is my favorite hungarian book and #2 on my all-time favorite books list ever. It was writen in 1932, translated to english in 1941, and here you can read the whole translated novel for free
A brief synopsis of the book
: It tells the story of a doctor who serves on a ship in England, who winds up on a mysterious island, where he finds a society which is far beyond the technical level of the civilization of that day (the novel was written in 1932). The people of the island have no money, no art, no history, but somehow have a working society. I won't spoil it any further though [smile]
I have known this book for almost a decade now (I first read it when I was 15 or 16), and I love it ever since. Recent events in global economy prompted me to share an interesting quote from the book with you, that I have always found fascinating and very true:
I related in full detail that money is issued by a central bank in various denominations, from which everybody receives according to his merits, and which is at the same time a licence enabling its owner to take his due share of the fruits of common work. I spoke about the advantages of money; that it can be exchanged for anything, thus ensuring a free choice of goods; that through money it is possible to convert the countervalue of the articles we sell, at any time in a lump sum or in instalments, to other articles, and so on.
He expressed the view that exchange was possibly not easier if we doubled the work by involving the exchange of money, but, as he said, it was not important either. He preferred to know in what way money furthered production.
I explained that it made it possible for many people with small resources to join forces and establish a factory by purchasing shares.
"What are they?" he asked.
"Another wonderful invention of the human mind. Another type of paper, which is given in exchange for money."
"And if the work of exchange is treble what is the factor which facilitates?"
"That these papers enable work to start."
He looked at me in suspicion.
"What would you say," he asked, "if I told you that I can get up from this seat only after handing over a page of my notebook to you? It has nothing to do with reality, it is a non-existing thing, isn't it?"
I was astonished by this naivety but tried to stifle my laughter. However, I explained in vain how money sets work in motion.
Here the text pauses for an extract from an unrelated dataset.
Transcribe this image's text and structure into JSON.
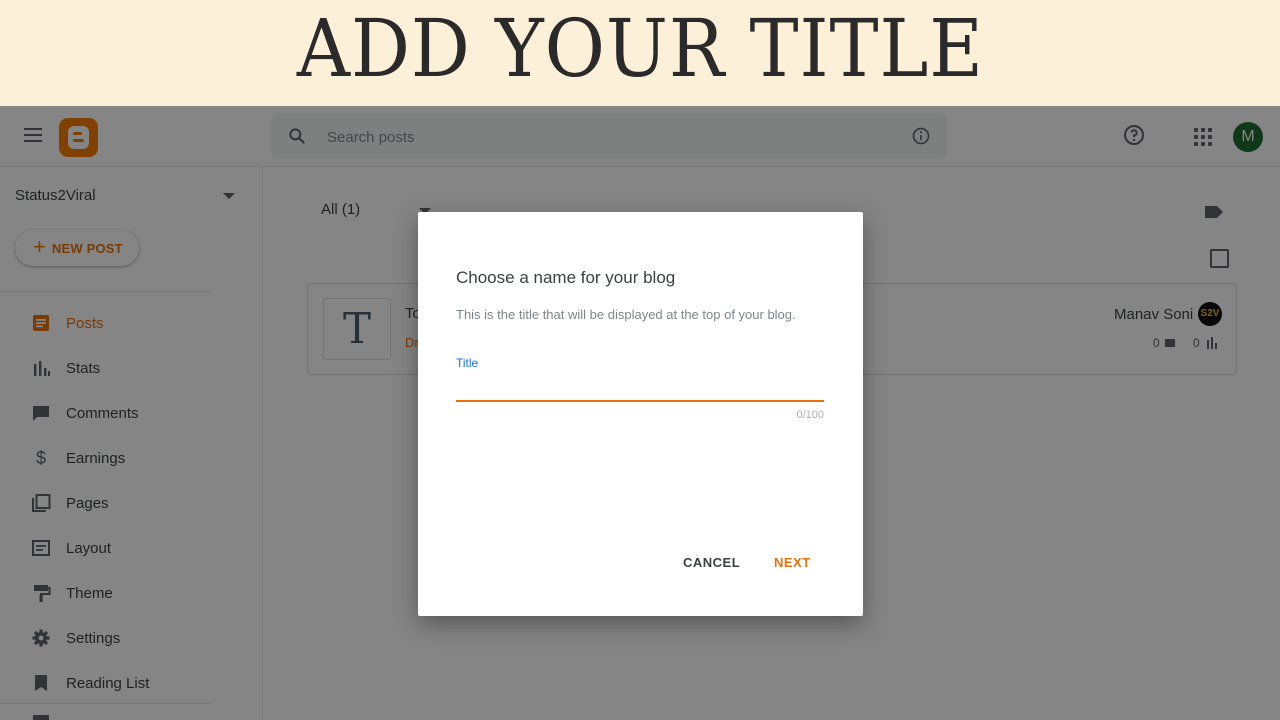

He stubbornly replied that he understood this, but it seemed that we did not understand at all, as according to anyone with any sense, the starting of work had only one prerequisite, the starting of work itself, and not the exchanging of papers, which did not even exist in reality, and which it was a pity to invent.
I asserted that money did exist and an eloquent proof of how true it was had been the world crisis which almost blocked production.
"And why?" he asked.
"Because there was no money."
At which he asked again why we invented such a thing that did not exist.
If you liked/agreed with this quote and/or are curious of how the story advances to this point and how the conversation continues, follow the link at the beginning of the post and read the book! I recommend it very much, it's a great philosophical book on the subject of society is illogical if you examine it. And so is economy.
I also find it a nice touch that (referring of course to the 1929 economical crisis) the main character tries to explain the concept of money by citing recession as proof that money exists. Absurd, isn't it?
What do you think about the quote? Do money and economics exist at all...?